_TASK GOAL_
From the entries below, copy every line that holds the word "Application".

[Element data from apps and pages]
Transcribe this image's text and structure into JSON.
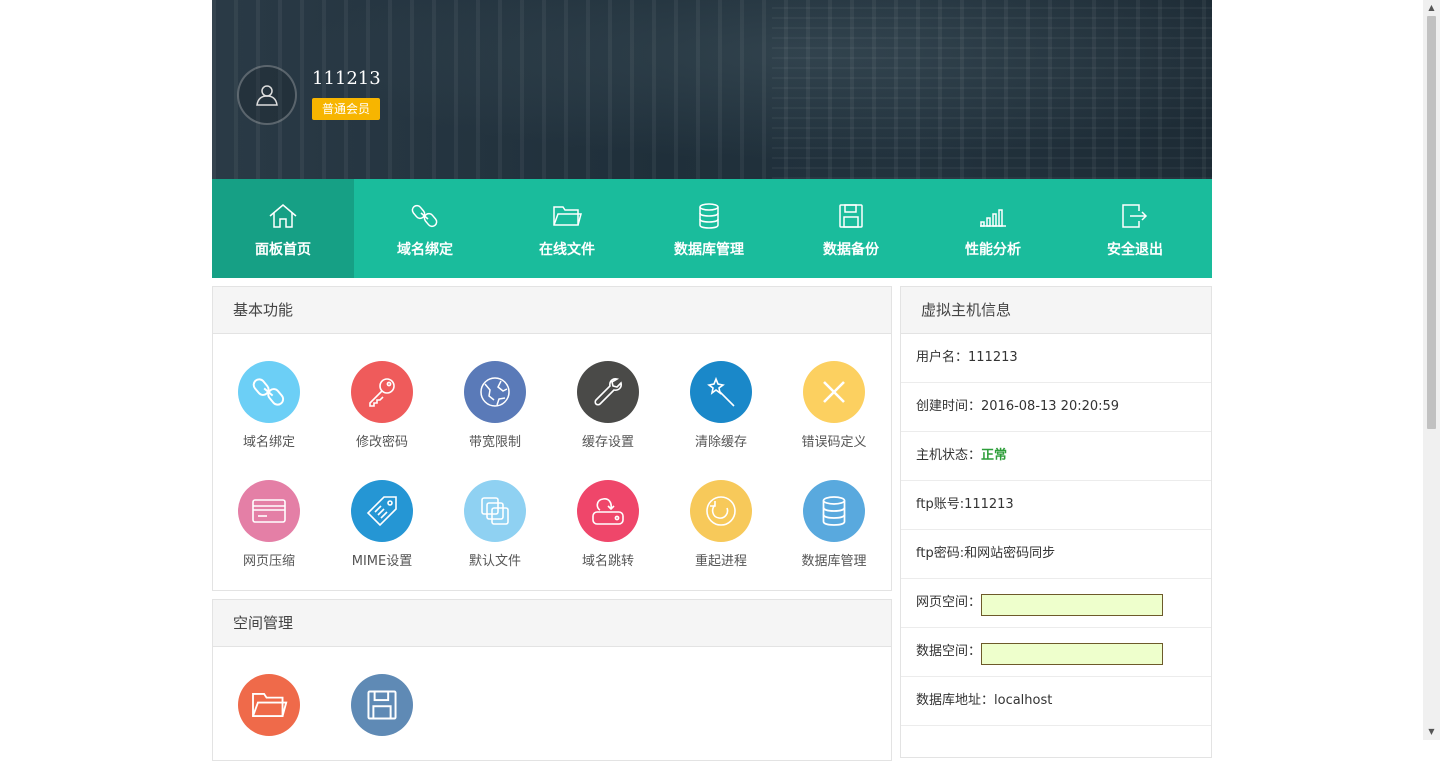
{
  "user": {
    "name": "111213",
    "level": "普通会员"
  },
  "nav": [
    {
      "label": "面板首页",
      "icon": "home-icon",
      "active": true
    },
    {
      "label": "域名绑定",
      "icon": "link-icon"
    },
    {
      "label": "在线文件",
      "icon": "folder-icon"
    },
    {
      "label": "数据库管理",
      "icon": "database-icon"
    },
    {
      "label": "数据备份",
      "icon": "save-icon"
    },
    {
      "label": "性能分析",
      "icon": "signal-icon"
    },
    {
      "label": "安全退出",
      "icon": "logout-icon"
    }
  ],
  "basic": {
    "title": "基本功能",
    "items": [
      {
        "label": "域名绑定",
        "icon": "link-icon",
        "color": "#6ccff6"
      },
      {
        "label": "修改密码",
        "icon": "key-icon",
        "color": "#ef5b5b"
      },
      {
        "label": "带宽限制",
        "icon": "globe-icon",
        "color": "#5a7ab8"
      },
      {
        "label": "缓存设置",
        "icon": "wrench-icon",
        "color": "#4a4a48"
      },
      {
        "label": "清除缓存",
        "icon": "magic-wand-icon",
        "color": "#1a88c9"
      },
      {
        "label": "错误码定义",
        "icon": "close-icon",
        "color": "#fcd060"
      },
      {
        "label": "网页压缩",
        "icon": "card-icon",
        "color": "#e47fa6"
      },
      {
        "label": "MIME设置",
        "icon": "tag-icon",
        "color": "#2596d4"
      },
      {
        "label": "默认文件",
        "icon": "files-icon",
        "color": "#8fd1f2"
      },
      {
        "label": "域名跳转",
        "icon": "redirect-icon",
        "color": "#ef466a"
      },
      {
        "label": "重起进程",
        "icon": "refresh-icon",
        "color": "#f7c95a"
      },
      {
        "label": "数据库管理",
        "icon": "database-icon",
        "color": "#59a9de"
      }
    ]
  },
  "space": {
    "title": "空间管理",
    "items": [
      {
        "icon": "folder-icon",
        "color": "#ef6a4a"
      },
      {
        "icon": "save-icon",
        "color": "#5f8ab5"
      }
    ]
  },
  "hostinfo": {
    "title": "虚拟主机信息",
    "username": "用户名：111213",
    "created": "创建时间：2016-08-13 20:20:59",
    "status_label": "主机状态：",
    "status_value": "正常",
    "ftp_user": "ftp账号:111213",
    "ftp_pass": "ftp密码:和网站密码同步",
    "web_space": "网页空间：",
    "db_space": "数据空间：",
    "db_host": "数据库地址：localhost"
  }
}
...
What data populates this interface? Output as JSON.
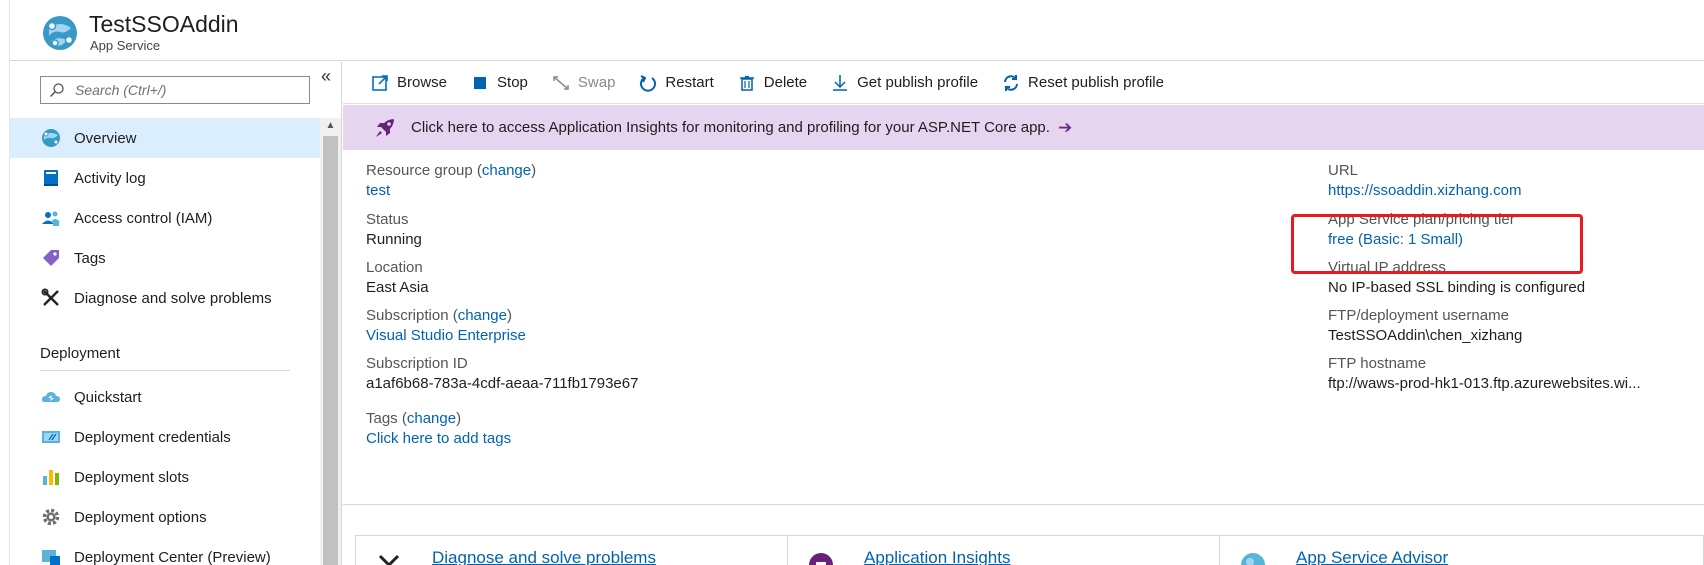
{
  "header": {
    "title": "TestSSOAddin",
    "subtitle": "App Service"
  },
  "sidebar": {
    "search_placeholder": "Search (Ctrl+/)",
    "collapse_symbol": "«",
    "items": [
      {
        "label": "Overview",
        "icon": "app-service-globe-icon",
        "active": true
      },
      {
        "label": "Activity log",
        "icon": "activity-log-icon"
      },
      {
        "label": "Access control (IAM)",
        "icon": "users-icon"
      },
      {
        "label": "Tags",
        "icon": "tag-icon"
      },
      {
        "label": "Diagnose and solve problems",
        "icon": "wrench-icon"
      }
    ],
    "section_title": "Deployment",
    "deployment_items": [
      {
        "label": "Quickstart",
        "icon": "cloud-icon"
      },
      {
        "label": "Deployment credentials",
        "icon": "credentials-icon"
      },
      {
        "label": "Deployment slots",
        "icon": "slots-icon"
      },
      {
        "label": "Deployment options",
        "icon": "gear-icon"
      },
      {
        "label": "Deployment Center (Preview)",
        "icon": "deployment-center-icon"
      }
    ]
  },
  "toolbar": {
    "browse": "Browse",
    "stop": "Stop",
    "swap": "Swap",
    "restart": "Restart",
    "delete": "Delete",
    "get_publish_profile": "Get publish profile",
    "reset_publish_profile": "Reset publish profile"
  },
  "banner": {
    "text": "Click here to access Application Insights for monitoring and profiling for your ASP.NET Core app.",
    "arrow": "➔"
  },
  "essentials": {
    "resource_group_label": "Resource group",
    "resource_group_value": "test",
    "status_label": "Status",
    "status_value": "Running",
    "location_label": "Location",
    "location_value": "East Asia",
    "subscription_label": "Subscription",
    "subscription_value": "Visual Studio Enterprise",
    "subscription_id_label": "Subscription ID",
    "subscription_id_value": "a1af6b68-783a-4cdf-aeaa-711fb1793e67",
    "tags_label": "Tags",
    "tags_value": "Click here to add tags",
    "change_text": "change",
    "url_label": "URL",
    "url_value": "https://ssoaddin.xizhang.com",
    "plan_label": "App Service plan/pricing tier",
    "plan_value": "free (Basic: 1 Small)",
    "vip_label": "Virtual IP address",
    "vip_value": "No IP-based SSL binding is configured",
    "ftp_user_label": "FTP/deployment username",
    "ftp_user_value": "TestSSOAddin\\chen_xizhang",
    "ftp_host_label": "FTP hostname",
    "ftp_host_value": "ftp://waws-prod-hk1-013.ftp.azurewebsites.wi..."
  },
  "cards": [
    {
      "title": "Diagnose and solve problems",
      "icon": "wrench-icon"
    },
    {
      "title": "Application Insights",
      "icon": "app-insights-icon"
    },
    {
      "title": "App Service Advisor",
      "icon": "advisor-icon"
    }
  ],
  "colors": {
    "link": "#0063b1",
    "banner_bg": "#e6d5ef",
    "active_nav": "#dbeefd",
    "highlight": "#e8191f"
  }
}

_RESULT_
    "text": "Click here to access Application Insights for monitoring and profiling for your ASP.NET Core app.",
      "title": "Application Insights",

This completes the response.